  • Johan Ugander

    Johan Ugander

    Assistant Professor of Management Science and Engineering

    BioUgander's research develops algorithmic and statistical frameworks for analyzing social networks, social systems, and other large-scale data-rich contexts. He is particularly interested in the challenges of causal inference and experimentation in these complex domains. His work commonly falls at the intersections of graph theory, statistics, optimization, and algorithm design.

  • Melissa Valentine

    Melissa Valentine

    Assistant Professor of Management Science and Engineering

    Current Research and Scholarly InterestsMelissa Valentine is an Assistant Professor at Stanford University in the Management Science and Engineering Department, and co-director of the Center for Work, Technology, and Organization (WTO). WTO is a world leader in producing field research that uses direct observation of social phenomena to develop new understanding about the changing nature of work.

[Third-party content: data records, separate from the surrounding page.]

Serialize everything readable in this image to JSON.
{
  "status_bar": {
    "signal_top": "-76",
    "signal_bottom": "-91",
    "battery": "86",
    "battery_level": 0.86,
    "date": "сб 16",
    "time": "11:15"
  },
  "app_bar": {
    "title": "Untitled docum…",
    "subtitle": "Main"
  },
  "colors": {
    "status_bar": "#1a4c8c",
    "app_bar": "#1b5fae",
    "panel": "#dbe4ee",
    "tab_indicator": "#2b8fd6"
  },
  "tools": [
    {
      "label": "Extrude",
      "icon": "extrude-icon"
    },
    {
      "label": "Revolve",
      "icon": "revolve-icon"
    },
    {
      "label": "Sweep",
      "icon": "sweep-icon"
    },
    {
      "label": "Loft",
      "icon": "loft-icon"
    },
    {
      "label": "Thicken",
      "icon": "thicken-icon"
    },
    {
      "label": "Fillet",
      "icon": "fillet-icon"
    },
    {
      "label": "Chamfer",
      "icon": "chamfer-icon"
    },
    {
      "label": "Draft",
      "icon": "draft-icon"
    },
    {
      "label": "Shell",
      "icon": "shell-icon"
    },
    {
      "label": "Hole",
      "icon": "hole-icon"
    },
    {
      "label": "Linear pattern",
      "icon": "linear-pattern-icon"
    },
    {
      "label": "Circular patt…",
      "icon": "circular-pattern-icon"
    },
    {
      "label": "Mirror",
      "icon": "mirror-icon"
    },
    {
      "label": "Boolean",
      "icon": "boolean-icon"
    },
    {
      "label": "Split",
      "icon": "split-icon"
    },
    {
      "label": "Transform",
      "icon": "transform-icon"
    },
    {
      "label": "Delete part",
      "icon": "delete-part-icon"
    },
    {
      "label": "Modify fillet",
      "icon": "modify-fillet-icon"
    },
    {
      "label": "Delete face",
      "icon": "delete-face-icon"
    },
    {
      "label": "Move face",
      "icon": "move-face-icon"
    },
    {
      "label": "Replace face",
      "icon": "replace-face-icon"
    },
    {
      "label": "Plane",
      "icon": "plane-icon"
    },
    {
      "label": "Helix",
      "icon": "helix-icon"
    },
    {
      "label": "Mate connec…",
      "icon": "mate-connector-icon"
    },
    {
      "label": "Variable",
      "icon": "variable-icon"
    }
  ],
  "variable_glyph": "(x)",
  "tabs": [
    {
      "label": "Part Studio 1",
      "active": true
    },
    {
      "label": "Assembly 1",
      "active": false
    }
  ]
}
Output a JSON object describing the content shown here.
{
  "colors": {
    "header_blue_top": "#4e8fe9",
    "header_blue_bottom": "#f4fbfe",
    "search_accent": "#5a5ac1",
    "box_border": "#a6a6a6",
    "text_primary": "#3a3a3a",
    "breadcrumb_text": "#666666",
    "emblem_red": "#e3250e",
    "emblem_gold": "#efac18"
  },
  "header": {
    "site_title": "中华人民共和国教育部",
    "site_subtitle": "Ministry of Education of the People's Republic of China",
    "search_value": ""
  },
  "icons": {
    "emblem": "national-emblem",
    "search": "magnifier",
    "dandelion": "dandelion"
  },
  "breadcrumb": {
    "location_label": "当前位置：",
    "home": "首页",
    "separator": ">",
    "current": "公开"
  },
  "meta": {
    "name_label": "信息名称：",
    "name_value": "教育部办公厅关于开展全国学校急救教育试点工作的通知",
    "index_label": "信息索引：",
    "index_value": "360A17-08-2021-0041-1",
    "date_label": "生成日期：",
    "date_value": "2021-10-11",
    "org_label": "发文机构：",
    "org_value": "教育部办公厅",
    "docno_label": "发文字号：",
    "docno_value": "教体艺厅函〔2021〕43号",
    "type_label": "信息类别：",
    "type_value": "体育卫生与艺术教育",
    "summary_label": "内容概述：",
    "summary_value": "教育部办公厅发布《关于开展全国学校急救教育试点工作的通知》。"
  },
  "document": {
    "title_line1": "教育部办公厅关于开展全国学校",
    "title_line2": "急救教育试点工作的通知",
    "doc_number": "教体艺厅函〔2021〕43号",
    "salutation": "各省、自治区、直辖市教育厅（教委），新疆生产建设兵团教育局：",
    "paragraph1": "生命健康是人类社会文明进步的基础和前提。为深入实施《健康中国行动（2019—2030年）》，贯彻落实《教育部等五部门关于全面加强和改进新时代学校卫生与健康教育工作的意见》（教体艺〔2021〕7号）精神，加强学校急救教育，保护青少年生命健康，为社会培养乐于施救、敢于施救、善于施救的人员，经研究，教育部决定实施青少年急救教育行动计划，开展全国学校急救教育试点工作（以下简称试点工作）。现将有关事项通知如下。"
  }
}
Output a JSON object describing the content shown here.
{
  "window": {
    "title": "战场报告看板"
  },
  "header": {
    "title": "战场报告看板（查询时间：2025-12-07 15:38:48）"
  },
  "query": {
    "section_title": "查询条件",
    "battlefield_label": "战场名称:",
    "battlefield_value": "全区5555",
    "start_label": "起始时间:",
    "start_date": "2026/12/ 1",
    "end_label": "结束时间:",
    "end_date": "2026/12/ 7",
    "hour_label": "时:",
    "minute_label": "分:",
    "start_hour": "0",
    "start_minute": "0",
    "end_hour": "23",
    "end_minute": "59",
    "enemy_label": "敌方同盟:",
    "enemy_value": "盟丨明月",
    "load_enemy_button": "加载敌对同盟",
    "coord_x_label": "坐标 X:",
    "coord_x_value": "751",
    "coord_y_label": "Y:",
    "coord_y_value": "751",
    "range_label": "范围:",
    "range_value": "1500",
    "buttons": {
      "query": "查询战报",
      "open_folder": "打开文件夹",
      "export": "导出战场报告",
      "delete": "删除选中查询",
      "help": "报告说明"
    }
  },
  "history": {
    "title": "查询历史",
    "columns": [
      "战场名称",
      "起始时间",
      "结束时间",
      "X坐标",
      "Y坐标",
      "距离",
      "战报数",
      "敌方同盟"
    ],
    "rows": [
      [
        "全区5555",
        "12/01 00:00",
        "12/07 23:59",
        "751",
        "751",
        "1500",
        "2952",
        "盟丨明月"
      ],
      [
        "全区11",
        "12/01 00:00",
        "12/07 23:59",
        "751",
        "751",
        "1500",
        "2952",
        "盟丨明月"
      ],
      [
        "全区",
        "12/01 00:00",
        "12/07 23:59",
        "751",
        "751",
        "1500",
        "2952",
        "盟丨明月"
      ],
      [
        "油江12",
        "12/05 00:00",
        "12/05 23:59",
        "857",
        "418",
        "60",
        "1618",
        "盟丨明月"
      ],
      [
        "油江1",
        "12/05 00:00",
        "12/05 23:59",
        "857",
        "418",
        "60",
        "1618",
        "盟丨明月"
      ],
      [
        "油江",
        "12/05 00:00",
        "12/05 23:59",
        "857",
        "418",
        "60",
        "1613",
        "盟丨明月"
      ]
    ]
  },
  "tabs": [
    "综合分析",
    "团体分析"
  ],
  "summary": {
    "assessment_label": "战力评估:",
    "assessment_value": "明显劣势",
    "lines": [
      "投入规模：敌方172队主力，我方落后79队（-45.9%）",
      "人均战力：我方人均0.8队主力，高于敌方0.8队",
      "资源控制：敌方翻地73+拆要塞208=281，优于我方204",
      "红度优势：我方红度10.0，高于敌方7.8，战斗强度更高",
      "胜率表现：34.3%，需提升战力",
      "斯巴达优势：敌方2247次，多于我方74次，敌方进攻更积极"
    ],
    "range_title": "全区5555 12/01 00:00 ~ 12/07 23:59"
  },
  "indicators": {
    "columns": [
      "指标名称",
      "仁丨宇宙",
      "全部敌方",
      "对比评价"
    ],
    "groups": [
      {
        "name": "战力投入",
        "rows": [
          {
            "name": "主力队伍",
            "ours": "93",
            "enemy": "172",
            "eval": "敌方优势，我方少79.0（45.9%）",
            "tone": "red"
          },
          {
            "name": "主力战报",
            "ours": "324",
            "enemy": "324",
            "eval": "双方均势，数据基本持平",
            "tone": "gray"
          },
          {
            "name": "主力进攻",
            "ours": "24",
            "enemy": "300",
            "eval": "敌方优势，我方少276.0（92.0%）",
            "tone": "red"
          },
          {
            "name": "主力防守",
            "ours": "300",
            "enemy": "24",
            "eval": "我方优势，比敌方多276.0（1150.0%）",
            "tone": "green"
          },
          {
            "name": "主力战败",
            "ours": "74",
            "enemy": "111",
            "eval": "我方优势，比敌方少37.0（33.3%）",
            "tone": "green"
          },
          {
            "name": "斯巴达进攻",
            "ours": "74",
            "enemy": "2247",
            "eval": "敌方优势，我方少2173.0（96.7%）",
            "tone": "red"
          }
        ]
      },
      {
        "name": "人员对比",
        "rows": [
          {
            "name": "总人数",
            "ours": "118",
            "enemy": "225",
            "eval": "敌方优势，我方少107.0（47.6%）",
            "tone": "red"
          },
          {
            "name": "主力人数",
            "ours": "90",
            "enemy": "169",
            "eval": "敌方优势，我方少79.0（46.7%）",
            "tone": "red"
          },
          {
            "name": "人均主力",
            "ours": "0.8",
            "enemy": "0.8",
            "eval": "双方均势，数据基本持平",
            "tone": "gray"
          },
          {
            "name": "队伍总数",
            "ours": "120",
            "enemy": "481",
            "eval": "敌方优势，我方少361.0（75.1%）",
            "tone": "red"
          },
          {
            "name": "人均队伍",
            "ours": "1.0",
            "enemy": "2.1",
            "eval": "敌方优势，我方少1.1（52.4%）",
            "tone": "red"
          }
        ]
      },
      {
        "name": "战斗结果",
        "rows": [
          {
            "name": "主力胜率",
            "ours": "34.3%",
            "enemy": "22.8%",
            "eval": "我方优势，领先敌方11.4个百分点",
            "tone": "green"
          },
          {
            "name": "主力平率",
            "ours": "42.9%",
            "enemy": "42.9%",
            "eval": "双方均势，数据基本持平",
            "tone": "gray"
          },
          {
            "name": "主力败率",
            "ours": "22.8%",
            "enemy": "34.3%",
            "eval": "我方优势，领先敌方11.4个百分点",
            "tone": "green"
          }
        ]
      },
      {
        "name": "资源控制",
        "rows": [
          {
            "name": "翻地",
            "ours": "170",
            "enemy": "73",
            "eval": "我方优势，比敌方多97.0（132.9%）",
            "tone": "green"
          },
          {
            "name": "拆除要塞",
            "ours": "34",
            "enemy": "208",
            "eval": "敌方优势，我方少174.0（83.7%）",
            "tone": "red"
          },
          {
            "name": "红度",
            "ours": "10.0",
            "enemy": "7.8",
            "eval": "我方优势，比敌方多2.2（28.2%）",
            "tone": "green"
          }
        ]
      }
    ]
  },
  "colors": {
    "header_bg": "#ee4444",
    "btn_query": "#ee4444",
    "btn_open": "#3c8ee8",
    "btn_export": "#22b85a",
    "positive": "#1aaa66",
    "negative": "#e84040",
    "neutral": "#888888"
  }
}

    Prof Valentine's research focuses on understanding work groups and teams in organizations, particularly how they are changing in response to new industry trends and new technologies. She conducts in-depth observational studies to develop new understanding about new forms of work groups and teams. Her work makes contributions to understanding classic and longstanding challenges in designing groups and organizations (e.g., the role of hierarchy, how to implement change, team stability vs. flexibility) but also brings in deep knowledge of how the rise of information technology has made possible new and different team and organizational forms.

    Prof. Valentine has won awards for both research and teaching. She and collaborators won a Best Paper Award at the CHI Conference on Human Factors in Computing Systems and the Outstanding Paper with Practical Implications award from the Organizational Behavior division of the Academy of Management. In 2013, she won the Organization Science/INFORMS dissertation proposal competition and received her PhD from Harvard University.

  • Benjamin Van Roy

    Benjamin Van Roy

    Professor of Electrical Engineering, of Management Science and Engineering and, by courtesy, of Computer Science

    BioBenjamin Van Roy is a Professor of Electrical Engineering, Management Science and Engineering, and, by courtesy, Computer Science, at Stanford University, where he has served on the faculty since 1998. His research focuses on understanding how an agent interacting with a poorly understood environment can learn over time to make effective decisions. He is interested in questions concerning what is possible or impossible as well as how to design efficient learning algorithms that achieve the possible. His research contributes to the fields of reinforcement learning, online optimization, and approximate dynamic programming, and offers means to addressing central problems of artificial intelligence.

    He has graduated fifteen doctoral students, published over forty articles in peer-reviewed journals, and been listed as an inventor in over a dozen patents. He has served on the editorial boards of Machine Learning, Mathematics of Operations Research, and Operations Research, for which he has also served as editor of the Financial Engineering Area. He has also founded and/or led research programs at several technology companies, including Unica (acquired by IBM), Enuvis (acquired by SiRF), and Morgan Stanley.

    He received the SB in Computer Science and Engineering and the SM and PhD in Electrical Engineering and Computer Science, all from MIT. He has been a recipient of the MIT George C. Newton Undergraduate Laboratory Project Award, the MIT Morris J. Levin Memorial Master's Thesis Award, the MIT George M. Sprowls Doctoral Dissertation Award, the National Science Foundation CAREER Award, the Stanford Tau Beta Pi Award for Excellence in Undergraduate Teaching, and the Management Science and Engineering Department's Graduate Teaching Award. He is an INFORMS Fellow and has been a Frederick E. Terman Fellow and a David Morgenthaler II Faculty Scholar. He has held visiting positions as the Wolfgang and Helga Gaul Visiting Professor at the University of Karlsruhe and as the Chin Sophonpanich Foundation Professor and the InTouch Professor at Chulalongkorn University.